Thomas Jefferson Building


The Library of Congress began in 1800 with a small appropriation to buy reference books. Until the Thomas Jefferson Building opened in 1897, the Library of Congress was housed in the U.S. Capitol's west center building. When it opened in 1897, the new library was considered the most beautiful, educational and interesting building in Washington.


10 First Street, SE, 
Washington, DC 20540

Official website: www.loc.gov

The Library of Congress began in 1800 with a small appropriation to buy reference books. Unlike Philadelphia or New York where Congress had previously met, there were no libraries in the infant city of Washington so one was created out of necessity. To replenish the collection that was destroyed by the British during the War of 1812, Congress purchased Thomas Jefferson's 6,487 volume library. From that time the congressional library has steadily grown into what is today the largest in the world.

Until 1897, the Library of Congress was housed in the U.S Capitol's west center building. Despite enlargements and remodeling, there was never space enough to shelve the collections properly and it was decided in 1886 to move the library into its own building. The grand design of the library's Thomas Jefferson Building was based on the Paris Opera House and seemed to proclaim America's faith in learning and knowledge as vital strengths in upholding the republic.

With its synthesis of architecture, art, decoration and ambition, the Library of Congress's Jefferson Building ranks among America's greatest achievements. When it opened November 1, 1897, writers could not find enough ways to herald the new day they saw for American civilization. The grandeur of the building, its size and scope, the noble artwork and fascinating sculpture left many Americans breathless. Many saw the new building as the fulfillment of American intellectual promise and the perfection of American art. One said that it was "likely to long remain unrivaled in this or any other country," while another opined, "Not until I stand before the judgment seat of God do I ever expect to see this building transcended."

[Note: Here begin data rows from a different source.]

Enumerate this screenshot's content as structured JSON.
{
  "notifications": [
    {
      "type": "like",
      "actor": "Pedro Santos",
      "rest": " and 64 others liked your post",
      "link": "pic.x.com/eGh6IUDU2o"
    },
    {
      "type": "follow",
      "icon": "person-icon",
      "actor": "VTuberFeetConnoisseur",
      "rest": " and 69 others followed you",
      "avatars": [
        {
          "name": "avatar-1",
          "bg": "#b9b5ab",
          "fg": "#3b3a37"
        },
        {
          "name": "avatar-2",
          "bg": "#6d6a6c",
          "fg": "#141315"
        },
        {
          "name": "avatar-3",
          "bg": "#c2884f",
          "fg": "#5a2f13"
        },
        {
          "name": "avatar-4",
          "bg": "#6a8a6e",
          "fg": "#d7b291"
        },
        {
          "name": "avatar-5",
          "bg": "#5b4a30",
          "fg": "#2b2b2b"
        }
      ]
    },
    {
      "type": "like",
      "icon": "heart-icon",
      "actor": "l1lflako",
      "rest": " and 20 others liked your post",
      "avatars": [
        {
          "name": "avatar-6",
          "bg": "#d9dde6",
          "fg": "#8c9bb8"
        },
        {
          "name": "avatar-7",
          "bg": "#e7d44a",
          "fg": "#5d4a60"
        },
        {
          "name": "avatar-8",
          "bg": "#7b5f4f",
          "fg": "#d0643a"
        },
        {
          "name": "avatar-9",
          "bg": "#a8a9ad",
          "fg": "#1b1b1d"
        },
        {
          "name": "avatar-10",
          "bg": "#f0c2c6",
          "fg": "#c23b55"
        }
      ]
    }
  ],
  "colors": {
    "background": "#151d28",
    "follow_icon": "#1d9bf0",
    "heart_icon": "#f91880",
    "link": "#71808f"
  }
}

In the late 19th century the architectural style of the Jefferson Building was said to be "Italian Renaissance." Today, it is recognized as a premier example of the Beaux Arts style, which is theatrical, heavily ornamented and kinetic. It is a style perfectly suited to a young, wealthy, and imperialistic nation in its Gilded Age. The materials — marble (15 varieties), granite (400,000 cubic feet), bronze, gold, mahogany — were expensive but would last a thousand years. In plan the Jefferson Building is a hollow rectangle with a rotunda, bookstacks and four courtyards occupying the core. (Two of the courtyards have been filled with additional bookstacks while another was partially filled with a recital hall.) Corner and central pavilions are connected by hyphens (called "curtains") and create five-part compositions on the west and east fronts.

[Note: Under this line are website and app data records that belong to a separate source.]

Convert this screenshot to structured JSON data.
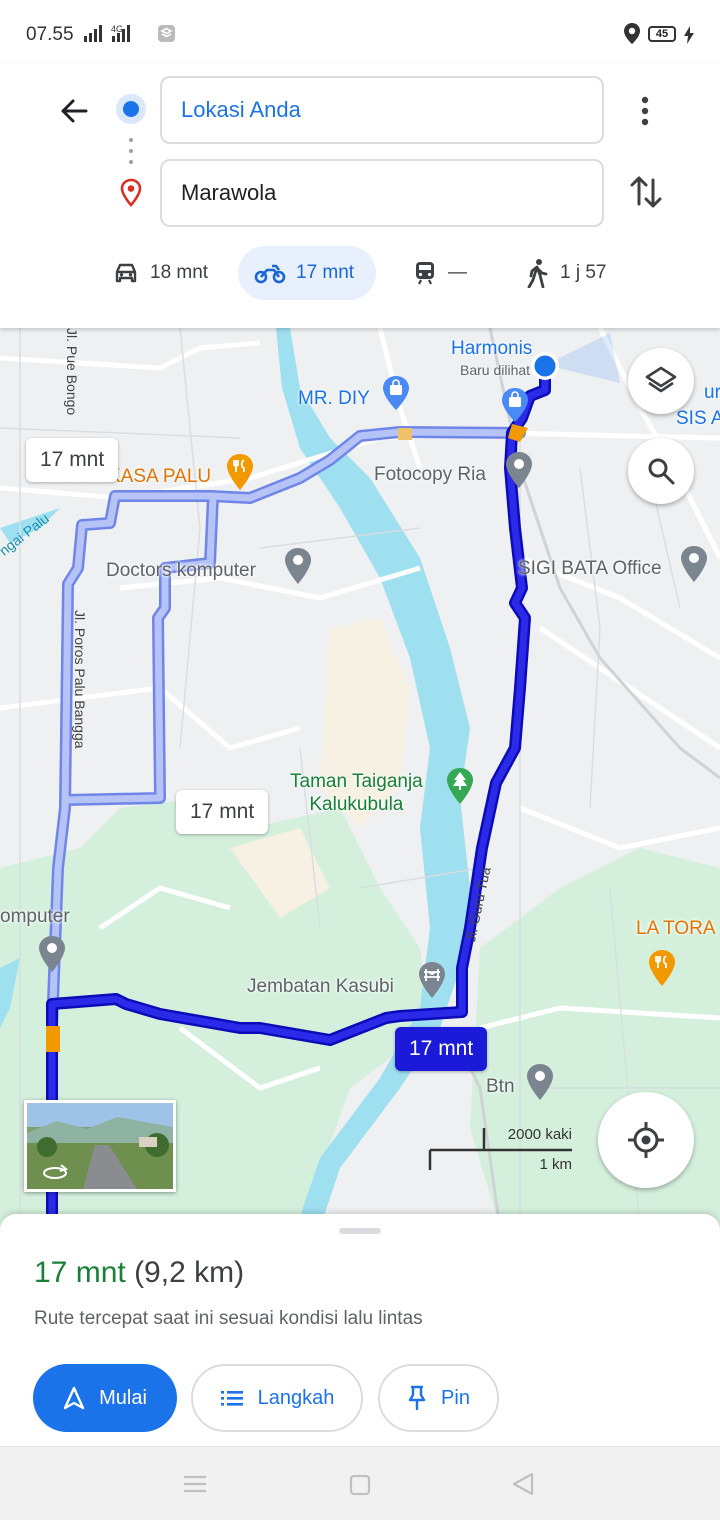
{
  "status_bar": {
    "time": "07.55",
    "network": "4G",
    "battery": "45",
    "icons": [
      "signal-icon",
      "data-signal-icon",
      "app-notification-icon",
      "location-icon",
      "battery-icon",
      "charging-icon"
    ]
  },
  "directions": {
    "origin": "Lokasi Anda",
    "destination": "Marawola",
    "modes": [
      {
        "name": "car",
        "label": "18 mnt",
        "selected": false
      },
      {
        "name": "motorcycle",
        "label": "17 mnt",
        "selected": true
      },
      {
        "name": "transit",
        "label": "—",
        "selected": false
      },
      {
        "name": "walk",
        "label": "1 j 57",
        "selected": false
      }
    ]
  },
  "map": {
    "pois": {
      "harmonis": "Harmonis",
      "harmonis_sub": "Baru dilihat",
      "mr_diy": "MR. DIY",
      "rasa_kasa": "RASA KASA PALU",
      "fotocopy": "Fotocopy Ria",
      "doctors": "Doctors komputer",
      "sigi_bata": "SIGI BATA Office",
      "taman_line1": "Taman Taiganja",
      "taman_line2": "Kalukubula",
      "komputer": "omputer",
      "la_tora": "LA TORA",
      "jembatan": "Jembatan Kasubi",
      "btn": "Btn",
      "edge_right1": "ur U",
      "edge_right2": "SIS A"
    },
    "streets": {
      "pue_bongo": "Jl. Pue Bongo",
      "poros": "Jl. Poros Palu Bangga",
      "guru_tua": "Jl. Guru Tua",
      "sungai": "ngai Palu"
    },
    "route_bubbles": {
      "alt1": "17 mnt",
      "alt2": "17 mnt",
      "main": "17 mnt"
    },
    "scale": {
      "top": "2000 kaki",
      "bottom": "1 km"
    }
  },
  "route_sheet": {
    "duration": "17 mnt",
    "distance": "(9,2 km)",
    "note": "Rute tercepat saat ini sesuai kondisi lalu lintas",
    "start_label": "Mulai",
    "steps_label": "Langkah",
    "pin_label": "Pin"
  },
  "colors": {
    "accent": "#1a73e8",
    "route_main": "#1a1ad8",
    "route_alt": "#a8b8f8",
    "duration_green": "#188038",
    "water": "#9edff0",
    "park": "#d4f0dc"
  }
}
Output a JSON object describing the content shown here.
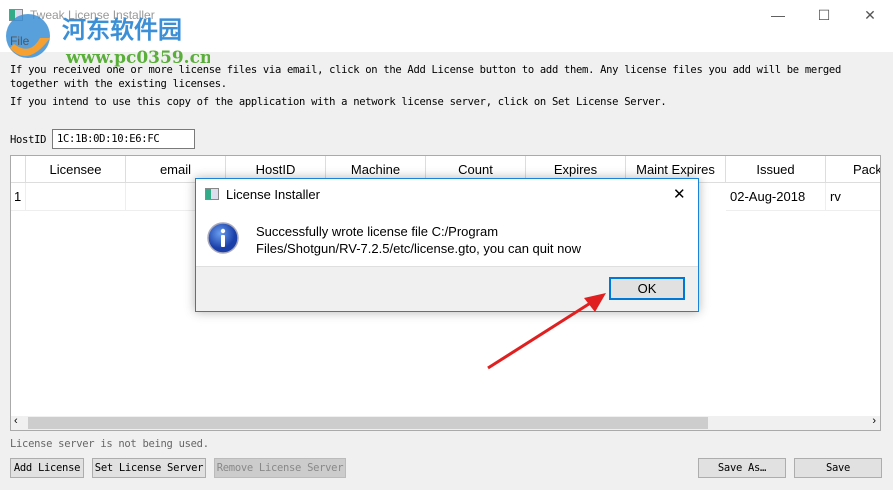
{
  "window": {
    "title": "Tweak License Installer",
    "menu": [
      "File"
    ]
  },
  "watermark": {
    "name": "河东软件园",
    "url": "www.pc0359.cn"
  },
  "info": {
    "line1": "If you received one or more license files via email, click on the Add License button to add them. Any license files you add will be merged",
    "line2": "together with the existing licenses.",
    "line3": "If you intend to use this copy of the application with a network license server, click on Set License Server."
  },
  "hostid": {
    "label": "HostID",
    "value": "1C:1B:0D:10:E6:FC"
  },
  "table": {
    "columns": [
      "Licensee",
      "email",
      "HostID",
      "Machine",
      "Count",
      "Expires",
      "Maint Expires",
      "Issued",
      "Packa"
    ],
    "rows": [
      {
        "num": "1",
        "cells": [
          "",
          "",
          "",
          "",
          "",
          "",
          "",
          "02-Aug-2018",
          "rv"
        ]
      }
    ]
  },
  "status": "License server is not being used.",
  "buttons": {
    "add": "Add License",
    "set": "Set License Server",
    "remove": "Remove License Server",
    "saveas": "Save As…",
    "save": "Save"
  },
  "dialog": {
    "title": "License Installer",
    "line1": "Successfully wrote license file C:/Program",
    "line2": "Files/Shotgun/RV-7.2.5/etc/license.gto, you can quit now",
    "ok": "OK",
    "close": "✕"
  },
  "colors": {
    "accent": "#0078d7",
    "arrow": "#e02020"
  }
}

The principal front faces the Capitol Building, rising four stories above grade with a low dome covering the central reading room. A monumental split stair featuring the Neptune Fountain rises in multiple flights to the main entrance, with three pairs of sculpted bronze doors. The granite exterior is heavily rusticated and vermiculated at the lowest level but grows finer and smoother as the walls rise. Paired Corinthian columns were employed at the central portico, which also has portrait busts of famous writers framed by circular windows. At the building's pinnacle the "Flame of Knowledge" is gold leafed, as was the copper dome until the 1930s.